INSTRUCTIONS FOR THE TASK: Return the listing below exactly as it stands. Pictures stay out.

EXTRACTED RECORDS:
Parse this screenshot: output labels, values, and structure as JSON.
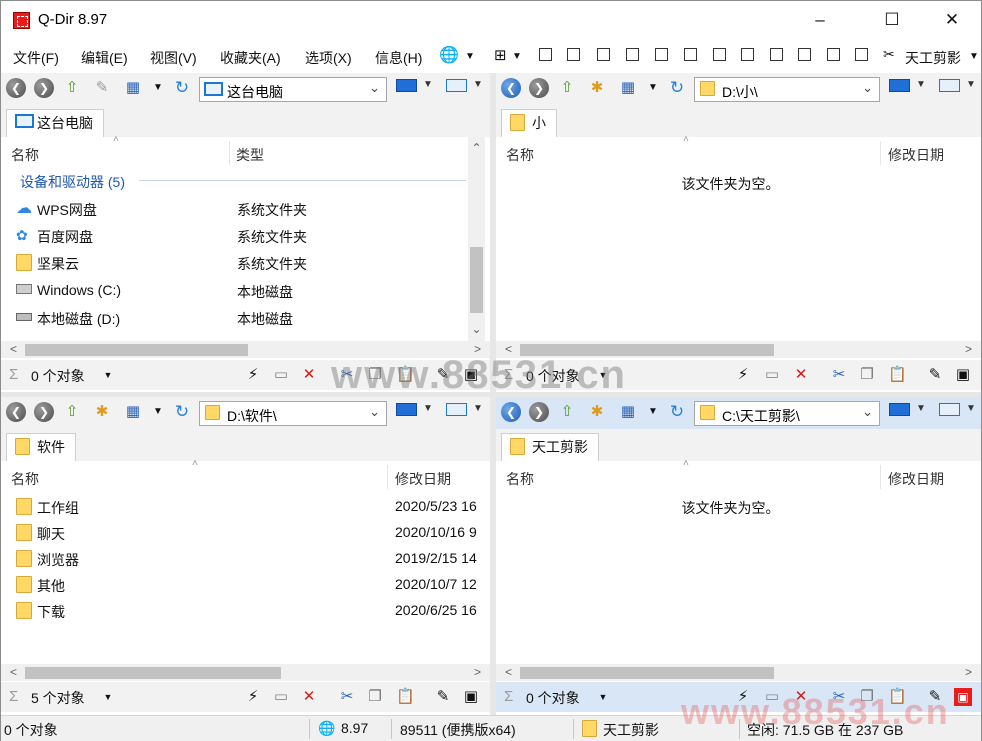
{
  "window": {
    "title": "Q-Dir 8.97"
  },
  "menu": [
    "文件(F)",
    "编辑(E)",
    "视图(V)",
    "收藏夹(A)",
    "选项(X)",
    "信息(H)"
  ],
  "menu_right": {
    "label": "天工剪影"
  },
  "panes": {
    "tl": {
      "address": "这台电脑",
      "tab": "这台电脑",
      "columns": [
        "名称",
        "类型"
      ],
      "group": "设备和驱动器 (5)",
      "rows": [
        {
          "name": "WPS网盘",
          "type": "系统文件夹",
          "icon": "cloud-icon"
        },
        {
          "name": "百度网盘",
          "type": "系统文件夹",
          "icon": "baidu-netdisk-icon"
        },
        {
          "name": "坚果云",
          "type": "系统文件夹",
          "icon": "folder-icon"
        },
        {
          "name": "Windows (C:)",
          "type": "本地磁盘",
          "icon": "windows-drive-icon"
        },
        {
          "name": "本地磁盘 (D:)",
          "type": "本地磁盘",
          "icon": "drive-icon"
        }
      ],
      "status": "0 个对象"
    },
    "tr": {
      "address": "D:\\小\\",
      "tab": "小",
      "columns": [
        "名称",
        "修改日期"
      ],
      "empty": "该文件夹为空。",
      "status": "0 个对象"
    },
    "bl": {
      "address": "D:\\软件\\",
      "tab": "软件",
      "columns": [
        "名称",
        "修改日期"
      ],
      "rows": [
        {
          "name": "工作组",
          "date": "2020/5/23 16"
        },
        {
          "name": "聊天",
          "date": "2020/10/16 9"
        },
        {
          "name": "浏览器",
          "date": "2019/2/15 14"
        },
        {
          "name": "其他",
          "date": "2020/10/7 12"
        },
        {
          "name": "下载",
          "date": "2020/6/25 16"
        }
      ],
      "status": "5 个对象"
    },
    "br": {
      "address": "C:\\天工剪影\\",
      "tab": "天工剪影",
      "columns": [
        "名称",
        "修改日期"
      ],
      "empty": "该文件夹为空。",
      "status": "0 个对象"
    }
  },
  "statusbar": {
    "objects": "0 个对象",
    "version": "8.97",
    "build": "89511 (便携版x64)",
    "folder": "天工剪影",
    "space": "空闲: 71.5 GB 在 237 GB"
  },
  "watermark": "www.88531.cn"
}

ANSWER TO THIS TASK:
Parse this screenshot: output labels, values, and structure as JSON.
{
  "window": {
    "title": "Q-Dir 8.97"
  },
  "menu": [
    "文件(F)",
    "编辑(E)",
    "视图(V)",
    "收藏夹(A)",
    "选项(X)",
    "信息(H)"
  ],
  "menu_right": {
    "label": "天工剪影"
  },
  "panes": {
    "tl": {
      "address": "这台电脑",
      "tab": "这台电脑",
      "columns": [
        "名称",
        "类型"
      ],
      "group": "设备和驱动器 (5)",
      "rows": [
        {
          "name": "WPS网盘",
          "type": "系统文件夹",
          "icon": "cloud-icon"
        },
        {
          "name": "百度网盘",
          "type": "系统文件夹",
          "icon": "baidu-netdisk-icon"
        },
        {
          "name": "坚果云",
          "type": "系统文件夹",
          "icon": "folder-icon"
        },
        {
          "name": "Windows (C:)",
          "type": "本地磁盘",
          "icon": "windows-drive-icon"
        },
        {
          "name": "本地磁盘 (D:)",
          "type": "本地磁盘",
          "icon": "drive-icon"
        }
      ],
      "status": "0 个对象"
    },
    "tr": {
      "address": "D:\\小\\",
      "tab": "小",
      "columns": [
        "名称",
        "修改日期"
      ],
      "empty": "该文件夹为空。",
      "status": "0 个对象"
    },
    "bl": {
      "address": "D:\\软件\\",
      "tab": "软件",
      "columns": [
        "名称",
        "修改日期"
      ],
      "rows": [
        {
          "name": "工作组",
          "date": "2020/5/23 16"
        },
        {
          "name": "聊天",
          "date": "2020/10/16 9"
        },
        {
          "name": "浏览器",
          "date": "2019/2/15 14"
        },
        {
          "name": "其他",
          "date": "2020/10/7 12"
        },
        {
          "name": "下载",
          "date": "2020/6/25 16"
        }
      ],
      "status": "5 个对象"
    },
    "br": {
      "address": "C:\\天工剪影\\",
      "tab": "天工剪影",
      "columns": [
        "名称",
        "修改日期"
      ],
      "empty": "该文件夹为空。",
      "status": "0 个对象"
    }
  },
  "statusbar": {
    "objects": "0 个对象",
    "version": "8.97",
    "build": "89511 (便携版x64)",
    "folder": "天工剪影",
    "space": "空闲: 71.5 GB 在 237 GB"
  },
  "watermark": "www.88531.cn"
}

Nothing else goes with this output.